“Having the Prime Minister open the conference would have signaled that Canada is serious about the HIV response,” Jollimore said, adding that many of his colleagues, friends, and fellow activists were “very upset” by Trudeau’s absence.
NDP calls out Liberals’ ‘lack of leadership’ on HIV response
According to the federal NDP, the Liberal government has displayed a “lack of leadership” when it comes to meeting HIV targets across the country.
In a statement issued Tuesday, NDP health critic Don Davies noted the funding boost by the Liberals still falls short of the $100 million the 18-organization health coalition campaigned for ahead of the conference. The additional funds are still below the 2003 and 2019 bipartisan recommendations for an annual federal allocation of $100 million to fight HIV/AIDS.
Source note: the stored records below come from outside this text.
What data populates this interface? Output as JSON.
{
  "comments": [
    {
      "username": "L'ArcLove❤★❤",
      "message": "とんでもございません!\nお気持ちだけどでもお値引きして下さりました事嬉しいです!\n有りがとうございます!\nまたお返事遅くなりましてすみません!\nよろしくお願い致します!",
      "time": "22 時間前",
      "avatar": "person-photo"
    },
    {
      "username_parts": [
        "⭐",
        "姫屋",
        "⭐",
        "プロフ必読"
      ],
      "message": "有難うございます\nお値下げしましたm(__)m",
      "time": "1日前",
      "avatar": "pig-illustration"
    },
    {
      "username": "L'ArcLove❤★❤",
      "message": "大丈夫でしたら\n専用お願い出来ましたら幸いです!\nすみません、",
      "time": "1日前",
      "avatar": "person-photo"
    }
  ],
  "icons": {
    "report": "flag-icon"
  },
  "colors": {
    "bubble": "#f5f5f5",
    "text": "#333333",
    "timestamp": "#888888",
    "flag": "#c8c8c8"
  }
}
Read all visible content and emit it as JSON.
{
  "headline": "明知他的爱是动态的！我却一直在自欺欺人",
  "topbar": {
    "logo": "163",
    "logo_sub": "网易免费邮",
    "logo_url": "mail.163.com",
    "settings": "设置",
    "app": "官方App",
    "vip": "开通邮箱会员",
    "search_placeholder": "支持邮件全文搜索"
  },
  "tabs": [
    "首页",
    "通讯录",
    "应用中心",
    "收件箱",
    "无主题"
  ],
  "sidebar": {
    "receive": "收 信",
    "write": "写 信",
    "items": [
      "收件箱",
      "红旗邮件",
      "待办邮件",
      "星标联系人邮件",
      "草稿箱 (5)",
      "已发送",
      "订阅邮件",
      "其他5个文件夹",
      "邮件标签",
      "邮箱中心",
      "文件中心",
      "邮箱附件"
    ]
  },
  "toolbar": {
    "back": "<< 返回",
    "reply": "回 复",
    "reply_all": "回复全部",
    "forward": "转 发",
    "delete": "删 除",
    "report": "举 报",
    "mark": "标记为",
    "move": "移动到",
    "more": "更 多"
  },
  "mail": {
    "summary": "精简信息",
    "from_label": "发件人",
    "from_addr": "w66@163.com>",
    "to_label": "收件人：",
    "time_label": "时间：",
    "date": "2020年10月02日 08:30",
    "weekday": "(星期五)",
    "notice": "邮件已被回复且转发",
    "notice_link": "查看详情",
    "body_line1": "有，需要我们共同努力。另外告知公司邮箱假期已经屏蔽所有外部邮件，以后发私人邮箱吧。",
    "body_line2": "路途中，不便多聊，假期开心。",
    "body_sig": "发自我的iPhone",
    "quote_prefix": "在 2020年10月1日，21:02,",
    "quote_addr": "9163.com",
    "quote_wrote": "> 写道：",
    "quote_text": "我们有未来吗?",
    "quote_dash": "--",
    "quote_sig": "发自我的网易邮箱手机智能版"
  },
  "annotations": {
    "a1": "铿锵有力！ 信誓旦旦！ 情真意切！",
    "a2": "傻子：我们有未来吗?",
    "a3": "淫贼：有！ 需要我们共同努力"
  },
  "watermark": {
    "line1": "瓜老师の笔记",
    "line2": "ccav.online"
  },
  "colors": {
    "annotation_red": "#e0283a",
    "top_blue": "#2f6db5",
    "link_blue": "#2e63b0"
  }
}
Davies warned that the number of HIV infections is growing worldwide. At the same time, access to treatment is slowing. Even starker, the Public Health Agency of Canada says that since 2018, nearly $125 million committed by the federal government to HIV/AIDS has not been spent.
Davies panned the government’s hundreds of visa denials that prevented both delegates and researchers from attending last week’s conference in Montreal, saying the decision “left out critical voices from countries most affected by HIV/AIDS from a vital conversation.”
“We cannot take a serious role in eliminating the spread of this disease without including the experts who are at the forefront of this fight,” Davies said in the release.
“Worse, Canada’s refusal to grant visas to many people from Africa has sent a message of race-based decision making that brings shame to our international reputation,” he added. “The absurd length of time taken by Canadian immigration authorities to make decisions for a conference called well in advance is incompetent at best, and disgraceful at worst.”
‘Activism is a legacy of the AIDS movement’
The biggest news out of the conference focused on the number of new HIV infections recorded around the world in 2021 — 1.5 million — exceeded the United Nations global targets by 500,000 people. Even starker, data shows that every two minutes, a young woman acquires HIV. Not only that, but one person dies of an AIDS-related illness every minute around the world.
Jollimore noted that a colleague, who was attending the conference for the first time, was impressed with how much activism took centre stage during the conference.
“Activism is a legacy of the AIDS movement,” he said. “It’s one of the health issues that is very political and has resulted in a lot of activism, and you see that that’s alive and well.”
The conference was not without controversy, after the Government of Canada denied hundreds of registered delegates set to attend the conference from entering Canada, presumably due to their HIV-positive status.
Organizers of the international AIDS conference responded by sending a letter to Trudeau expressing their disappointment in the government’s decision to prevent delegates from entering Canada.
“Excluding these delegates, who hail from the communities and countries most affected by HIV, is a blow to the global HIV community’s efforts to bring the HIV response back on track,” the letter reads.
When it comes to future international AIDS conferences, Jollimore suggests the organizers take a close look at the visa policies of the host country to make sure “everybody has the same expectations around who will be allowed at the conference.”
“If the host country can’t meet those expectations, then they shouldn’t be selected,” he added.
August 4, 2022 – Editor’s note: This article originally stated that “Minister of Health Jean-Yves Duclos did not announce his appearance until the fourth day of the conference, after days of concern from researchers, activists, and conference delegates that no representative of the federal government would attend the international event.” However this was untrue. Minister Duclos was scheduled to participate in the event since the start of the conference. That line has now been removed and the piece has been updated.